[Items from a dataset]

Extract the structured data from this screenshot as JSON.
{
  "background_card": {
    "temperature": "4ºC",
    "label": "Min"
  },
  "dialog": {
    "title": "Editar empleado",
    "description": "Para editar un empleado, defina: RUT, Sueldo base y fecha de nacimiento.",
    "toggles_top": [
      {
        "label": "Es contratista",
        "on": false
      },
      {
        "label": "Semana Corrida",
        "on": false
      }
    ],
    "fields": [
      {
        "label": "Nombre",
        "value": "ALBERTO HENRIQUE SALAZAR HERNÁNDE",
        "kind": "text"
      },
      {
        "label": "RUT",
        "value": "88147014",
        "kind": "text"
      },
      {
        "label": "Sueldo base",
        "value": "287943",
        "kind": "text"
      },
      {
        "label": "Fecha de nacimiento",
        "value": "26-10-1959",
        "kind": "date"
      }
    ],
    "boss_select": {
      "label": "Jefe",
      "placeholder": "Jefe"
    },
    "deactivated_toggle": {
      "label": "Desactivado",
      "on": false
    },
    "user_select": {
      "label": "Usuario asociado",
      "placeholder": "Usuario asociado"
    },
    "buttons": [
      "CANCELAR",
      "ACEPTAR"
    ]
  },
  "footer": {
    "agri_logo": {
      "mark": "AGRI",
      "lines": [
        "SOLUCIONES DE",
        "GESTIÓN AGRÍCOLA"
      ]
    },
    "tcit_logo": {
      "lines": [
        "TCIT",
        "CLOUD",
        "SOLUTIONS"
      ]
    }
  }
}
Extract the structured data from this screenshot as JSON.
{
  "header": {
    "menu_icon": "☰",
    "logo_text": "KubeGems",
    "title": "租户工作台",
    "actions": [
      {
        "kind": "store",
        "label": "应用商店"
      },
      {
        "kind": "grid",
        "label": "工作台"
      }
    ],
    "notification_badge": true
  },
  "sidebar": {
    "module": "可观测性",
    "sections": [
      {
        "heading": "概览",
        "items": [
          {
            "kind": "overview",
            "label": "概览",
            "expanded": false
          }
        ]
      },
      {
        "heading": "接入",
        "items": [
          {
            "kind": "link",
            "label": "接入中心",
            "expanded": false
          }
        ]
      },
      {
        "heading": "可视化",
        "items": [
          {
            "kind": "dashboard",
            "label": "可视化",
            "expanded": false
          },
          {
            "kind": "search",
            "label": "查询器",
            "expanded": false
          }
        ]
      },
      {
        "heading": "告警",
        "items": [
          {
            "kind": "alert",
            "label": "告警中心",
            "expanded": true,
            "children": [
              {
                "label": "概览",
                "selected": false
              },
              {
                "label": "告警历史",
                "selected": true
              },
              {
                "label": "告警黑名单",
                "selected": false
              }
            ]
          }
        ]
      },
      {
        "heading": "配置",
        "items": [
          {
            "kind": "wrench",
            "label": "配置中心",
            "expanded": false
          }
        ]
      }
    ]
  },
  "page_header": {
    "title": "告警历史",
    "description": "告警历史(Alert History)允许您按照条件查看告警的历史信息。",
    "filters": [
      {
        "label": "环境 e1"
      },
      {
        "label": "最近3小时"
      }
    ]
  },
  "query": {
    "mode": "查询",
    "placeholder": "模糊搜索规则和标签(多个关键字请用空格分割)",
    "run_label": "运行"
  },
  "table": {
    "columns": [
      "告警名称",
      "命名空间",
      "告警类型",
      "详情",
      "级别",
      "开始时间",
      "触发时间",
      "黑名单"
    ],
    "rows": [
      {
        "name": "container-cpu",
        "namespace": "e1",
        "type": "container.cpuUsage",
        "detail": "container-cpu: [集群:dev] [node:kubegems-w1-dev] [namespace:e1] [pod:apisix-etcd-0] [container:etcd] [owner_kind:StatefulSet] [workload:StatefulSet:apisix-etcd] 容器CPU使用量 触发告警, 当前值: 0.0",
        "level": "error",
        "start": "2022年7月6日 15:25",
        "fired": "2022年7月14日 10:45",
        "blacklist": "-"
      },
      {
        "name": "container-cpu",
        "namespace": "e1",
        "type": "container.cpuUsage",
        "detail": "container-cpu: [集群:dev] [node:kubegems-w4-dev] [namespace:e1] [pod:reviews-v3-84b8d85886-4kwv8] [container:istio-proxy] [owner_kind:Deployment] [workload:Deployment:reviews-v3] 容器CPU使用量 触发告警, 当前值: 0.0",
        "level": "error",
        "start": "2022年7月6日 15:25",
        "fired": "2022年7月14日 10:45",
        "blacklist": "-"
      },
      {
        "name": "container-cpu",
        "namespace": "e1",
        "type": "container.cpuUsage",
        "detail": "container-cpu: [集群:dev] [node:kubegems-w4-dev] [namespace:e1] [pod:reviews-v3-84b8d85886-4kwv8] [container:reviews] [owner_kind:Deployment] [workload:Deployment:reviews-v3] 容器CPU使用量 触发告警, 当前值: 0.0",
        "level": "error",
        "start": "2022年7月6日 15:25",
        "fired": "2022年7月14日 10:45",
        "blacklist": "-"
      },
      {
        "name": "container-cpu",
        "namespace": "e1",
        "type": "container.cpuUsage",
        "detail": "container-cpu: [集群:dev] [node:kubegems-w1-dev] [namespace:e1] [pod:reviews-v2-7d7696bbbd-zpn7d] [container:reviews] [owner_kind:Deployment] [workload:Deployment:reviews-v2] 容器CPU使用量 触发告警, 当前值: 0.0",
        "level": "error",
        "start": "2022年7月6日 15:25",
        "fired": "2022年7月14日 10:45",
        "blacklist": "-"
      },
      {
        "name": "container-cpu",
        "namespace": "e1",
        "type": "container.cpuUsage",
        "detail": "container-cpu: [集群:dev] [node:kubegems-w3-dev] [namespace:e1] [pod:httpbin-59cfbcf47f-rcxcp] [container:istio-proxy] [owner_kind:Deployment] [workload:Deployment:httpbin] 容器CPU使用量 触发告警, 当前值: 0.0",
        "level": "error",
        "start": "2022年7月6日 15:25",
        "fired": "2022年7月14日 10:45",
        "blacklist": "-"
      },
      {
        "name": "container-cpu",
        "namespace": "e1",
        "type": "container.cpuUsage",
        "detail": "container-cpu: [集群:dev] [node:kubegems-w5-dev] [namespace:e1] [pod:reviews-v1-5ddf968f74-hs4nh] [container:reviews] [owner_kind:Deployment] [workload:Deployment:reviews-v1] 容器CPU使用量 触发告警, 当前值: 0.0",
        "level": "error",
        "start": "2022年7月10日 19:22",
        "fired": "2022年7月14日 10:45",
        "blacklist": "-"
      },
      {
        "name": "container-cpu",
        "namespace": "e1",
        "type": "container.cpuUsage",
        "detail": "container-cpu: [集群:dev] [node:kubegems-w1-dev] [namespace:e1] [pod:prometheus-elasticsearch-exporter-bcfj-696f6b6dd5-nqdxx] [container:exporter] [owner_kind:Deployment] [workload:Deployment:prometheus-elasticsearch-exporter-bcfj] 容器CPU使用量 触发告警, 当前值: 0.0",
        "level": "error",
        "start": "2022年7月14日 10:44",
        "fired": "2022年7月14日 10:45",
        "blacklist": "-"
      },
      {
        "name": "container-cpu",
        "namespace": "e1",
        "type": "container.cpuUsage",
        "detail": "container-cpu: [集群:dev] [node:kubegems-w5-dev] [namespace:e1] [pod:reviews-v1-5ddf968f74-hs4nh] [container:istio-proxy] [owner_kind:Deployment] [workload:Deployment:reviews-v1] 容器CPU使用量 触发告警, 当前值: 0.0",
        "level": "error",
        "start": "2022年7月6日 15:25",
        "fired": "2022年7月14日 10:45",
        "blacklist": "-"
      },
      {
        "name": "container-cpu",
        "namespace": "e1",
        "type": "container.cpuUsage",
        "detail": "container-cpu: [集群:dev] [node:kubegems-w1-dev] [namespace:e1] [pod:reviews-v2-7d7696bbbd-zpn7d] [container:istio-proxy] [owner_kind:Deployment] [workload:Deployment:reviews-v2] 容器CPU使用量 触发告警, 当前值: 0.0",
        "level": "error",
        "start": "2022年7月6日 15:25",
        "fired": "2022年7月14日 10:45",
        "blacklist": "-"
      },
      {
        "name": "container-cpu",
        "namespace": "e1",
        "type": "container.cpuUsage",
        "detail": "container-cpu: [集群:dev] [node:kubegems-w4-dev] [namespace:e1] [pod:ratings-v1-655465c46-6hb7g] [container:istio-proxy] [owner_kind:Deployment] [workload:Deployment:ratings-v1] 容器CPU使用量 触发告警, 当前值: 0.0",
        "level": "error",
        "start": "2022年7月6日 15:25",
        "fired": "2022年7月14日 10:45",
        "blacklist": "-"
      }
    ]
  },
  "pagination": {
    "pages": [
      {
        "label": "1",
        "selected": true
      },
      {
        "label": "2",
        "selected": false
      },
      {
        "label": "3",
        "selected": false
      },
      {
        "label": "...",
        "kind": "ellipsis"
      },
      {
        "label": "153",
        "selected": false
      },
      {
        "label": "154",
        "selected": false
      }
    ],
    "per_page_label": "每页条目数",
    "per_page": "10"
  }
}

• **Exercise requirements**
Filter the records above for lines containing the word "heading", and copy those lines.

• **Solved problem**
        "heading": "概览",
        "heading": "接入",
        "heading": "可视化",
        "heading": "告警",
        "heading": "配置",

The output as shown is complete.